BlimeyGames: When a system allows the same rewards for someone who doesn't play as much as someone who puts in a lot of effort.
Jar_Nod: Being able to buy PvP gear with honor. Then it turns into a "who spent the most time in BGs" rather than "who is the best"
My personal frustration surrounding the issue of gear is that when a system is put in place to reward the most successful players with advanced rewards they become more powerful and as a result remain ahead of the curve. This seems to create a "rich get richer" problem which inevitably leads to introducing a way for less successful players to catch up to the arms race. Jen Gordy, Senior PvP Systems Designer commented on this issue by laying out a rough sketch of the plan for Wildstar PVP. They intend to use an Elo rating system that you may be familiar with from League of Legends, and that better gear rewards will be available to highly ranked players. Further explaining that the ranked matchmaking system will match players of similar rank, and an unranked system will be in place that will match players of similar gear levels. This is interesting, but I wonder how many players are needed to make this system work correctly. I was a big fan of SWTOR PVP until the ranking system fell apart because it was not cross server so the populations could not support a diverse degree of player skills. This is probably my number one concern with Wildstar structured PVP at this time. I hope we see a system set up in tiers or leagues and some sort of gear limitations inside those leagues, something automatic though. I'd hate to have it be like the old FFXI days where you had to carry around all sorts of different level appropriate gear in case you needed to run a certain mission with a friend.

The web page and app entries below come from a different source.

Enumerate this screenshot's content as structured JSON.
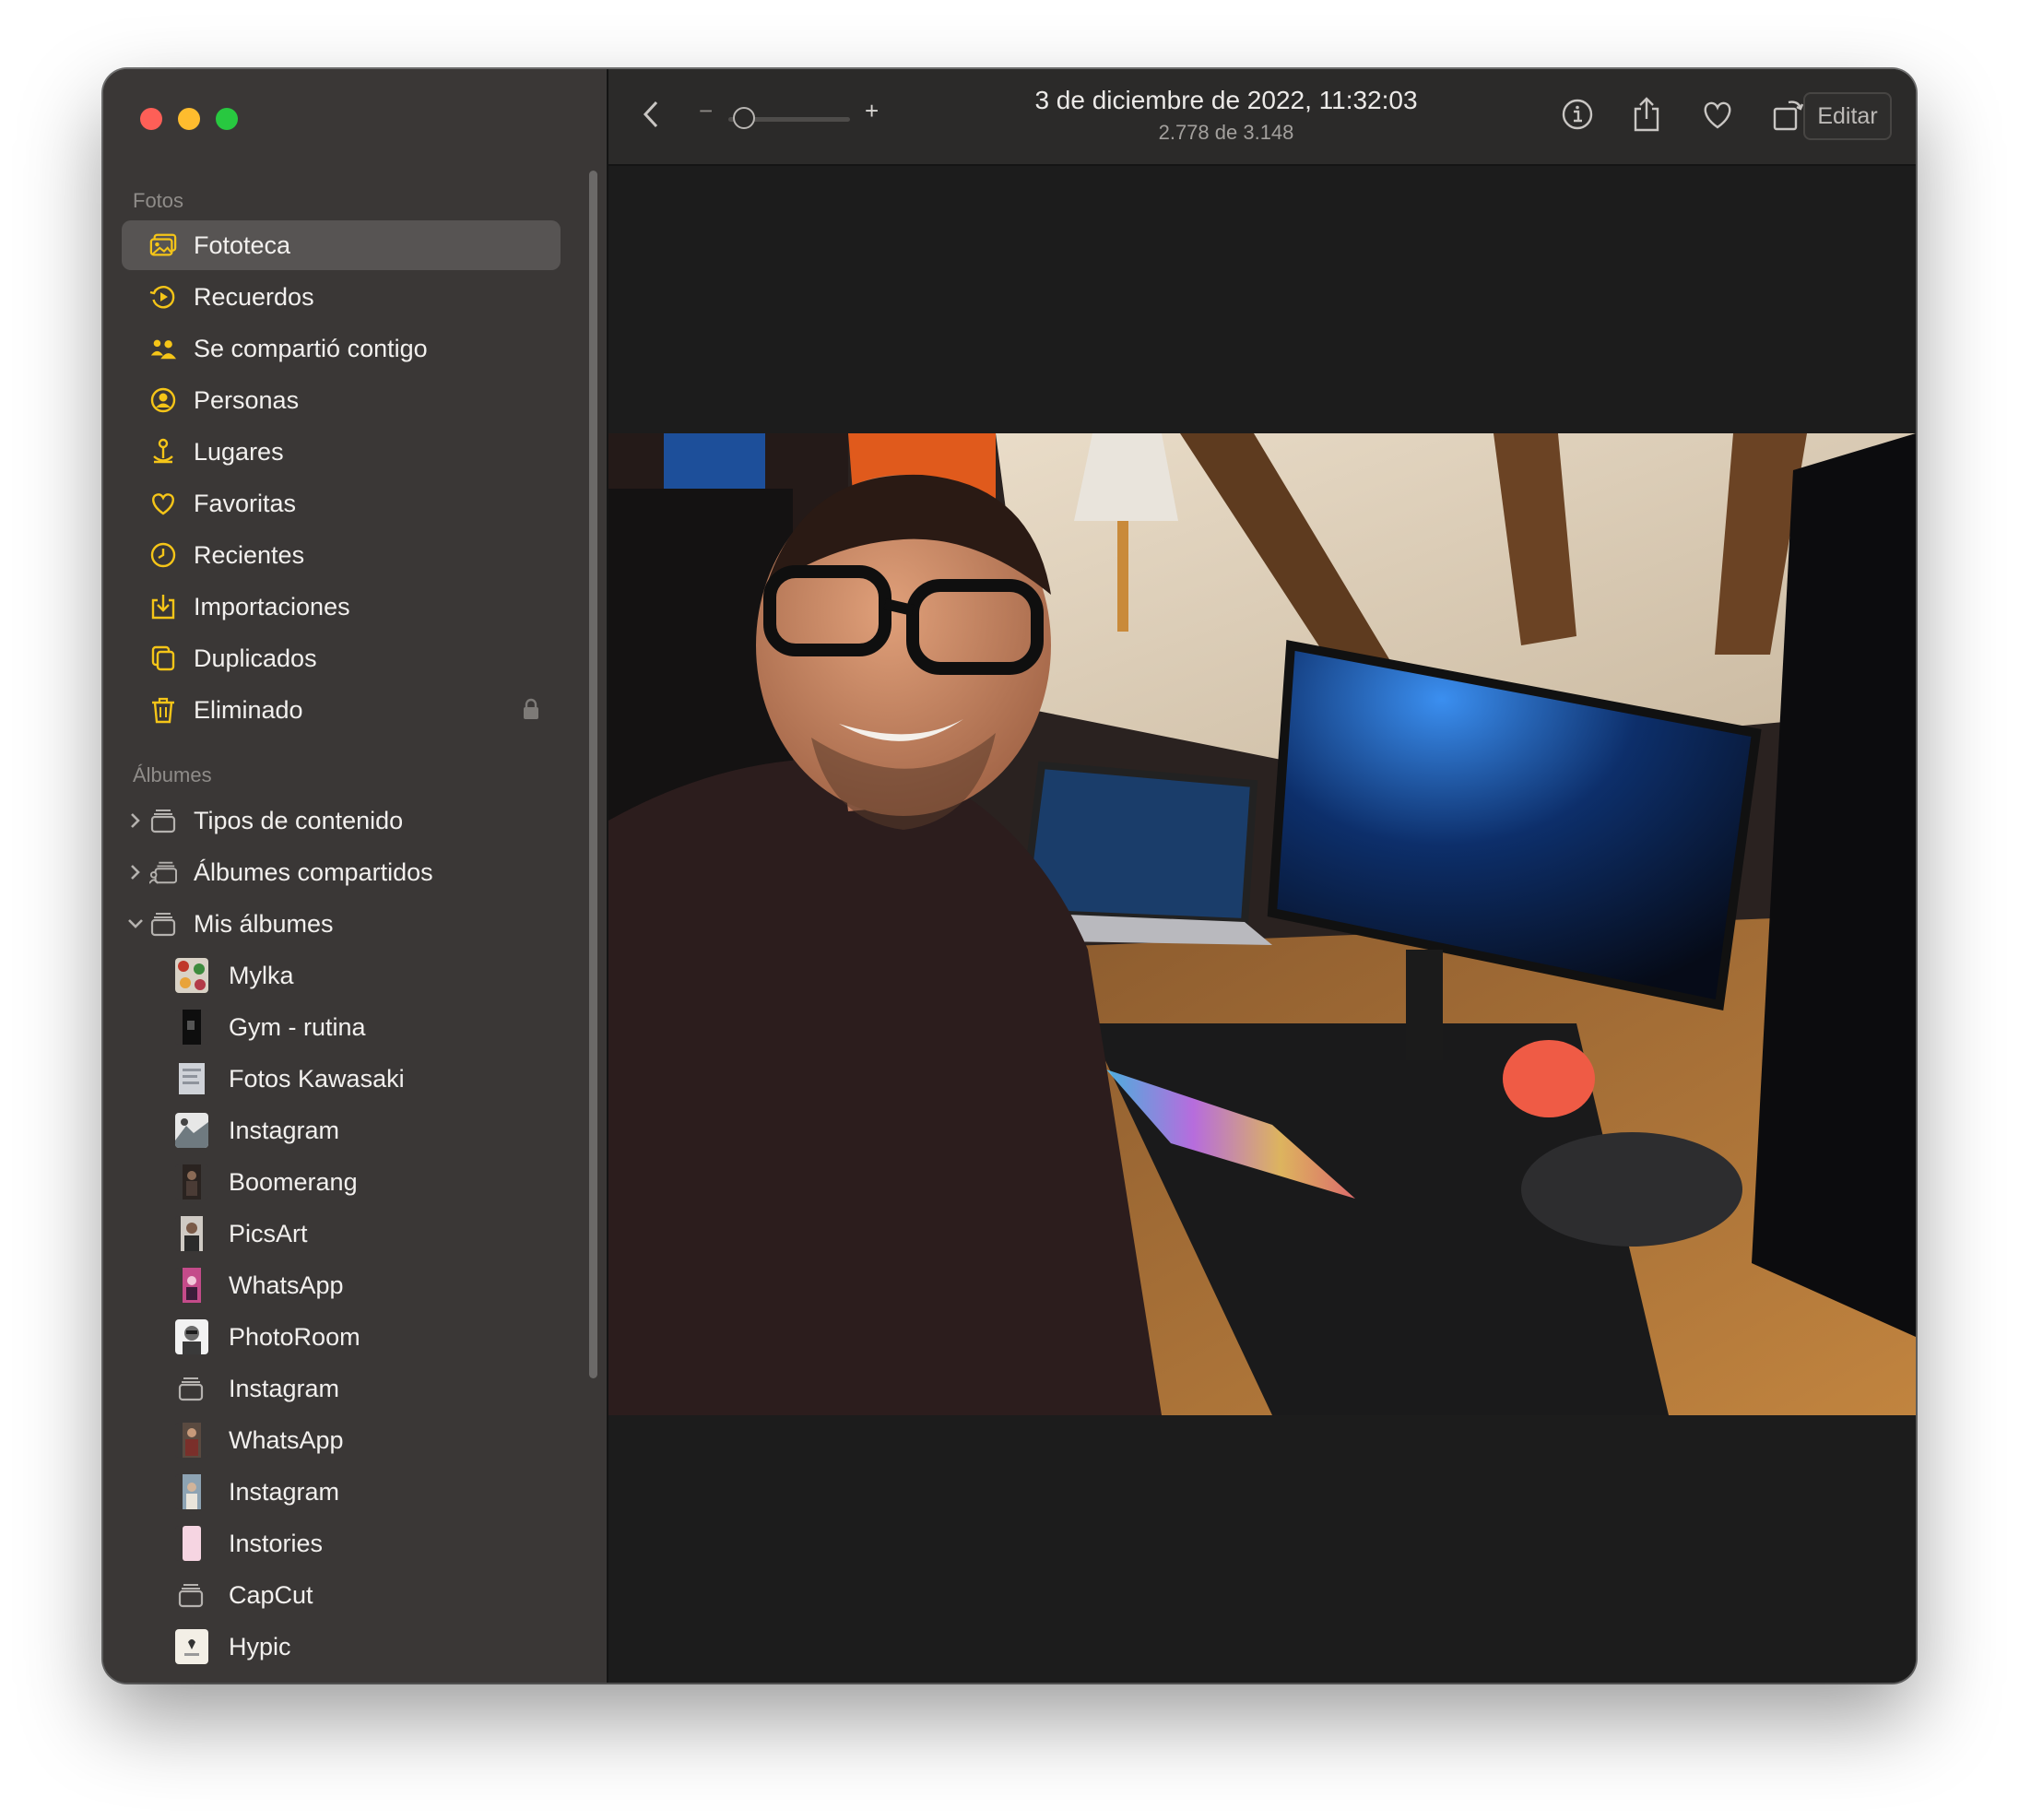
{
  "window": {
    "title": "3 de diciembre de 2022, 11:32:03",
    "subtitle": "2.778 de 3.148",
    "edit_label": "Editar",
    "zoom": {
      "minus": "−",
      "plus": "+",
      "level": 0.05
    }
  },
  "sidebar": {
    "section_photos": "Fotos",
    "photos_items": [
      {
        "label": "Fototeca",
        "icon": "photo-library-icon",
        "selected": true
      },
      {
        "label": "Recuerdos",
        "icon": "memories-icon"
      },
      {
        "label": "Se compartió contigo",
        "icon": "shared-with-you-icon"
      },
      {
        "label": "Personas",
        "icon": "people-icon"
      },
      {
        "label": "Lugares",
        "icon": "places-icon"
      },
      {
        "label": "Favoritas",
        "icon": "heart-icon"
      },
      {
        "label": "Recientes",
        "icon": "clock-icon"
      },
      {
        "label": "Importaciones",
        "icon": "import-icon"
      },
      {
        "label": "Duplicados",
        "icon": "duplicates-icon"
      },
      {
        "label": "Eliminado",
        "icon": "trash-icon",
        "locked": true
      }
    ],
    "section_albums": "Álbumes",
    "album_groups": [
      {
        "label": "Tipos de contenido",
        "expanded": false
      },
      {
        "label": "Álbumes compartidos",
        "expanded": false
      },
      {
        "label": "Mis álbumes",
        "expanded": true
      }
    ],
    "my_albums": [
      {
        "label": "Mylka"
      },
      {
        "label": "Gym - rutina"
      },
      {
        "label": "Fotos Kawasaki"
      },
      {
        "label": "Instagram"
      },
      {
        "label": "Boomerang"
      },
      {
        "label": "PicsArt"
      },
      {
        "label": "WhatsApp"
      },
      {
        "label": "PhotoRoom"
      },
      {
        "label": "Instagram"
      },
      {
        "label": "WhatsApp"
      },
      {
        "label": "Instagram"
      },
      {
        "label": "Instories"
      },
      {
        "label": "CapCut"
      },
      {
        "label": "Hypic"
      }
    ]
  },
  "colors": {
    "accent": "#f5c518",
    "sidebar_bg": "#3a3736",
    "toolbar_bg": "#2b2a29",
    "canvas_bg": "#1c1c1c"
  }
}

The next big issue was about Crowd Control effects and the ability to kill players inside the duration of effect. In general people seem to dislike when they can have 100% of their health eliminated either inside a single stun, or through skilled Crowd Control juggling that removes control from the affected player for extended periods of time. This is a serious problem in World of Warcraft PVP, most of the game at the high level is managing crowd control and burst to eliminate healers.

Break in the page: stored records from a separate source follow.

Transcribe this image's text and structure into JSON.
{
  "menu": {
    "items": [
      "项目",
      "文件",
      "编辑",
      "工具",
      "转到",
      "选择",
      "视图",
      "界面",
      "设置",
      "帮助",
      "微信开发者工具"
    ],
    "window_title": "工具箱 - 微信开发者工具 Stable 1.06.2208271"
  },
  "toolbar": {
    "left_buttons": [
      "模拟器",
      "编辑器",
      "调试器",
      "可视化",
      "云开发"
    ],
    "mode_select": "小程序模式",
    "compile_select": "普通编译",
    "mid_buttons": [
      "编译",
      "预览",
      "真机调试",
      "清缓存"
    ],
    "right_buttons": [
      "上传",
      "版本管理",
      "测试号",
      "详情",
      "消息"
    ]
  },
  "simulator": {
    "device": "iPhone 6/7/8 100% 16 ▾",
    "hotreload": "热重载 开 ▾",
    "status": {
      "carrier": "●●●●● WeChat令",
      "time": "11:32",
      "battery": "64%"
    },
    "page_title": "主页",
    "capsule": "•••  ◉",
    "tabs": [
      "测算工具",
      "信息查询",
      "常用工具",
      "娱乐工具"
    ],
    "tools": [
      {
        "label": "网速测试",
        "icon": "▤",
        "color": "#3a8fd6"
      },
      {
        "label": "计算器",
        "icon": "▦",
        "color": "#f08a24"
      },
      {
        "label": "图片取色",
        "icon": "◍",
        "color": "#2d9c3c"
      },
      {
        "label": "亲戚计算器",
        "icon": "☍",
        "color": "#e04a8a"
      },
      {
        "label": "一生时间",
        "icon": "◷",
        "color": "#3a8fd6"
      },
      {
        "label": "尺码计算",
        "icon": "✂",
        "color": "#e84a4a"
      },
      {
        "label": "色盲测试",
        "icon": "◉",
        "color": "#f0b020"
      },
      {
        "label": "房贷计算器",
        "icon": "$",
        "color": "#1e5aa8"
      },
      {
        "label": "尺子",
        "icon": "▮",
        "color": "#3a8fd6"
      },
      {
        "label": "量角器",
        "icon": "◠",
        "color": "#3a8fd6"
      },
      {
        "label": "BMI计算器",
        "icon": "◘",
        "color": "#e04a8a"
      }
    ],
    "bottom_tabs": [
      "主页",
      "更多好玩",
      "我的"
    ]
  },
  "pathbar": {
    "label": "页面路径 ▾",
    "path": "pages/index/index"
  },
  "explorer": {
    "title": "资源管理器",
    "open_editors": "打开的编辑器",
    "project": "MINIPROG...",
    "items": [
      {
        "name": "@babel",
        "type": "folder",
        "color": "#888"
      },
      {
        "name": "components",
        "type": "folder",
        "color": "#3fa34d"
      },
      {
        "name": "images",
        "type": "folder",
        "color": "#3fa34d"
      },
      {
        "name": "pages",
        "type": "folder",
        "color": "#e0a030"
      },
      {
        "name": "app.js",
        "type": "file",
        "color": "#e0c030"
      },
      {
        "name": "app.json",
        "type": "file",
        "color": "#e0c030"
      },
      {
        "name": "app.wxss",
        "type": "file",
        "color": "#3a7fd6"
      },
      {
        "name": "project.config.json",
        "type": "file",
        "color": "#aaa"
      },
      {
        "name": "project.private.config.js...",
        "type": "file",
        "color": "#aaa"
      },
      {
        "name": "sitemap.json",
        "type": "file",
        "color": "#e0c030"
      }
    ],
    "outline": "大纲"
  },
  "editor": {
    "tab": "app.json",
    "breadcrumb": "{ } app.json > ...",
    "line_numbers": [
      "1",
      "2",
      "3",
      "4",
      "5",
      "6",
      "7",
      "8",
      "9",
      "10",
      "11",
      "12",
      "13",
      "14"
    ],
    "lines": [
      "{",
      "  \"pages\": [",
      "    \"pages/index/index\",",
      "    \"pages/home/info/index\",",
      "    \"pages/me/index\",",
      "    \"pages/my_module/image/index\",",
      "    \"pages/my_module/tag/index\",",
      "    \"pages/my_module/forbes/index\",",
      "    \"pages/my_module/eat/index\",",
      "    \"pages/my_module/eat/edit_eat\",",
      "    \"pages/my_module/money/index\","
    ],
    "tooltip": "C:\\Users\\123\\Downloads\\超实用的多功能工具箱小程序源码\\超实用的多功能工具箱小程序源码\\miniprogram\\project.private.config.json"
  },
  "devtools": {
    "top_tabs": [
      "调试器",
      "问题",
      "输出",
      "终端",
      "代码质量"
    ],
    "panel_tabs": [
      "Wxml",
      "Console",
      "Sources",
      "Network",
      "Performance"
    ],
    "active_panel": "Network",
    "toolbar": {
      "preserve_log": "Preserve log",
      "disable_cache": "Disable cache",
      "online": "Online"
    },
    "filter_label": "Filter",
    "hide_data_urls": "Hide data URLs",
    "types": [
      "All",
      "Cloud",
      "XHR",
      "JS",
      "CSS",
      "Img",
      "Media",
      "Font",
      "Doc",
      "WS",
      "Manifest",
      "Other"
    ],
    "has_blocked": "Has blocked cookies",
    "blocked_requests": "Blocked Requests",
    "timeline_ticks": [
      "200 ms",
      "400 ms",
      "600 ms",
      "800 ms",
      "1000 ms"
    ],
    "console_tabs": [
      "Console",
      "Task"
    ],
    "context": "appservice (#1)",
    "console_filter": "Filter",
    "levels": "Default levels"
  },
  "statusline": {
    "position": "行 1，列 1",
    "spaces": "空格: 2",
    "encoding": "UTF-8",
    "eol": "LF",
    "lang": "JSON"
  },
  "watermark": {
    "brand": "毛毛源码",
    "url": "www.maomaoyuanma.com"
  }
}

Chris Lynch, Lead Combat Systems Designer addressed this one, he explains a combat system in Wildstar called "Interrupt Armor" which is a Crowd Control protection that must be depleted before a Crowd Control will take effect. This is an interesting system, kind of the opposite of SWTOR's resolve bar which provides protection to the player after a certain amount of Crowd Control has been applied. To fully understand it, I would have to work with it, but he does go on to explain that this could be used in PVE encounters as well.

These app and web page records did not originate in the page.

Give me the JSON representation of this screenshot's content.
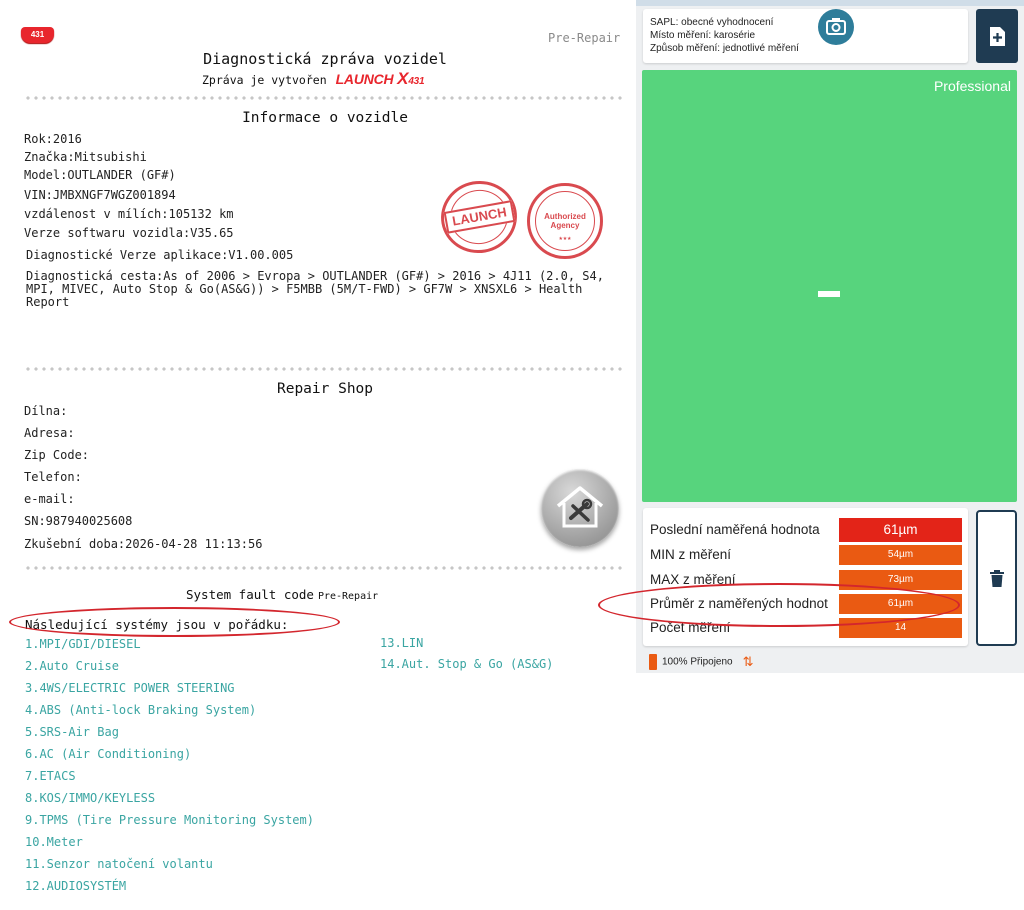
{
  "report": {
    "badge": "431",
    "pre_repair": "Pre-Repair",
    "title": "Diagnostická zpráva vozidel",
    "subtitle": "Zpráva je vytvořen",
    "brand": "LAUNCH",
    "brand_x": "X",
    "brand_num": "431",
    "vehicle_section": "Informace o vozidle",
    "vehicle": {
      "year": "Rok:2016",
      "make": "Značka:Mitsubishi",
      "model": "Model:OUTLANDER (GF#)",
      "vin": "VIN:JMBXNGF7WGZ001894",
      "mileage": "vzdálenost v mílích:105132 km",
      "sw_version": "Verze softwaru vozidla:V35.65",
      "app_version": "Diagnostické Verze aplikace:V1.00.005",
      "path": "Diagnostická cesta:As of 2006 > Evropa > OUTLANDER (GF#) > 2016 > 4J11 (2.0, S4, MPI, MIVEC, Auto Stop & Go(AS&G)) > F5MBB (5M/T-FWD) > GF7W > XNSXL6 > Health Report"
    },
    "stamps": {
      "launch": "LAUNCH",
      "authorized": "Authorized Agency",
      "stars": "★★★"
    },
    "shop_section": "Repair Shop",
    "shop": {
      "workshop": "Dílna:",
      "address": "Adresa:",
      "zip": "Zip Code:",
      "phone": "Telefon:",
      "email": "e-mail:",
      "sn": "SN:987940025608",
      "test_time": "Zkušební doba:2026-04-28 11:13:56"
    },
    "fault_title": "System fault code",
    "fault_pre": "Pre-Repair",
    "ok_text": "Následující systémy jsou v pořádku:",
    "systems_left": [
      "1.MPI/GDI/DIESEL",
      "2.Auto Cruise",
      "3.4WS/ELECTRIC POWER STEERING",
      "4.ABS (Anti-lock Braking System)",
      "5.SRS-Air Bag",
      "6.AC (Air Conditioning)",
      "7.ETACS",
      "8.KOS/IMMO/KEYLESS",
      "9.TPMS (Tire Pressure Monitoring System)",
      "10.Meter",
      "11.Senzor natočení volantu",
      "12.AUDIOSYSTÉM"
    ],
    "systems_right": [
      "13.LIN",
      "14.Aut. Stop & Go (AS&G)"
    ]
  },
  "app": {
    "info": {
      "line1": "SAPL: obecné vyhodnocení",
      "line2": "Místo měření: karosérie",
      "line3": "Způsob měření: jednotlivé měření"
    },
    "mode": "Professional",
    "stats": [
      {
        "label": "Poslední naměřená hodnota",
        "value": "61µm"
      },
      {
        "label": "MIN z měření",
        "value": "54µm"
      },
      {
        "label": "MAX z měření",
        "value": "73µm"
      },
      {
        "label": "Průměr z naměřených hodnot",
        "value": "61µm"
      },
      {
        "label": "Počet měření",
        "value": "14"
      }
    ],
    "status": "100% Připojeno",
    "accent": "#ea5a12",
    "green": "#57d47d"
  }
}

A final concern brought up by players was the feeling that the games become static after time. I don't know that I can agree with this concern. If a map and game style is designed well players will establish a strategy that works. Then their opponents will develop a strategy to counter it. Then a counter counter strategy has to be deployed and certain compositions and routes become viable and a threat, so further adjustments to play are always needed. It is a community driven evolution to the game. What we see in casual Warcraft PVP is a strong concern with just farming kills in the midfield of the map. This results in a stagnation of game strategy because players aren't interested in winning the game, only winning their fight. Look at Starcraft and League of Legends for examples of games with limited scope that require a lot team and player strategy and reaction to the opposing team's strategy or perceived strategy.
That's it for me today, hopefully the videos at the top lightened up all these words.